I don’t mean religiously.
Your gift is special. It’s different to the gifts of others – it sets you apart. Holy.
It’s also holy because it comes to you from somewhere or someone else: a muse or genius, a people or person, the universe or God.
Of course, this means the gift of others is different to your, meaning theirs is holy too.
‘I think a race looks prettier when everybody comes in even’*
Except someone’s reaching the line as a sprinter, another as long-distance runner, another as a cyclist …
Some say not everyone can be special.

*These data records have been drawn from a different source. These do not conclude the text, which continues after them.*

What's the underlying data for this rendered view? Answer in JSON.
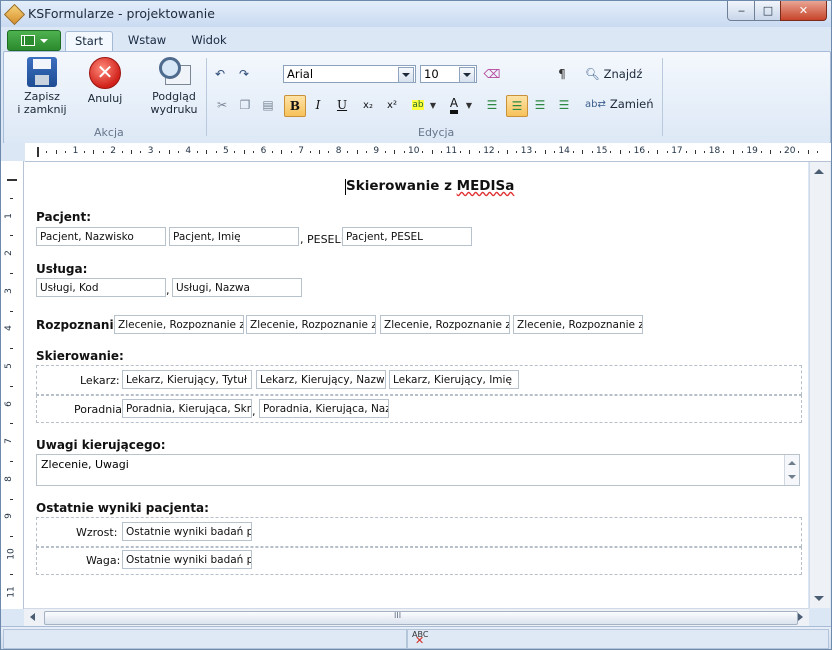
{
  "window": {
    "title": "KSFormularze - projektowanie",
    "controls": {
      "minimize": "‒",
      "maximize": "□",
      "close": "✕"
    }
  },
  "ribbon": {
    "tabs": [
      {
        "label": "Start",
        "active": true
      },
      {
        "label": "Wstaw",
        "active": false
      },
      {
        "label": "Widok",
        "active": false
      }
    ],
    "groups": {
      "akcja": {
        "label": "Akcja",
        "save": {
          "line1": "Zapisz",
          "line2": "i zamknij",
          "icon": "save-icon"
        },
        "cancel": {
          "label": "Anuluj",
          "icon": "cancel-icon"
        },
        "preview": {
          "line1": "Podgląd",
          "line2": "wydruku",
          "icon": "print-preview-icon"
        }
      },
      "edycja": {
        "label": "Edycja",
        "font_name": "Arial",
        "font_size": "10",
        "bold": "B",
        "italic": "I",
        "underline": "U",
        "subscript": "x₂",
        "superscript": "x²",
        "font_color_letter": "A",
        "paragraph": "¶",
        "find": "Znajdź",
        "replace": "Zamień"
      }
    }
  },
  "ruler": {
    "h_numbers": [
      "1",
      "2",
      "3",
      "4",
      "5",
      "6",
      "7",
      "8",
      "9",
      "10",
      "11",
      "12",
      "13",
      "14",
      "15",
      "16",
      "17",
      "18",
      "19",
      "20"
    ],
    "v_numbers": [
      "1",
      "2",
      "3",
      "4",
      "5",
      "6",
      "7",
      "8",
      "9",
      "10",
      "11"
    ]
  },
  "document": {
    "title_prefix": "Skierowanie z ",
    "title_word": "MEDISa",
    "pacjent": {
      "header": "Pacjent:",
      "nazwisko": "Pacjent, Nazwisko",
      "imie": "Pacjent, Imię",
      "pesel_label": ", PESEL:",
      "pesel": "Pacjent, PESEL"
    },
    "usluga": {
      "header": "Usługa:",
      "kod": "Usługi, Kod",
      "sep": ",",
      "nazwa": "Usługi, Nazwa"
    },
    "rozpoznania": {
      "header": "Rozpoznania:",
      "fields": [
        "Zlecenie, Rozpoznanie ze",
        "Zlecenie, Rozpoznanie ze",
        "Zlecenie, Rozpoznanie ze",
        "Zlecenie, Rozpoznanie ze"
      ]
    },
    "skierowanie": {
      "header": "Skierowanie:",
      "lekarz_label": "Lekarz:",
      "lekarz_fields": [
        "Lekarz, Kierujący, Tytuł",
        "Lekarz, Kierujący, Nazwis",
        "Lekarz, Kierujący, Imię"
      ],
      "poradnia_label": "Poradnia",
      "poradnia_fields": [
        "Poradnia, Kierująca, Skrót",
        "Poradnia, Kierująca, Nazw"
      ],
      "poradnia_sep": ","
    },
    "uwagi": {
      "header": "Uwagi kierującego:",
      "value": "Zlecenie, Uwagi"
    },
    "wyniki": {
      "header": "Ostatnie wyniki pacjenta:",
      "wzrost_label": "Wzrost:",
      "wzrost": "Ostatnie wyniki badań pac",
      "waga_label": "Waga:",
      "waga": "Ostatnie wyniki badań pac"
    }
  },
  "scrollbar": {
    "grip": "III"
  },
  "statusbar": {
    "spell_icon": "ABC"
  }
}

We’ve traditionally understood specialness in terms of ego, how we compare ourselves to others. We’re coming to understand specialness from the place of eco – our connectedness to all things and people, including connecting to ourselves.
This eco-attitude, incorporating humility and gratitude, allows what wants to come to to come:
“You get a good poem and you don’t know where it came from. ‘Did I say that?’ And so all you feel is: you feel humility, and you feel gratitude. And you feel uncomfortable, I think, if you capitalised for much on that without admitting at some point that you got it from the Muse, or whatever, wherever, or however.”**
At the moment I’m reading Elle Luna’s excellent short essay on Should and Must.^ Must comes from within and reaches out to others so is more about the eco: the holy gift which comes to us and the holy gift we give to others, and doesn’t need popular recognition
Should comes from without, what others think we should do and is more about the ego: desiring the gratitude and plaudits of others.
Must is holy.
I hope today finds you caught up in the magic of your Must.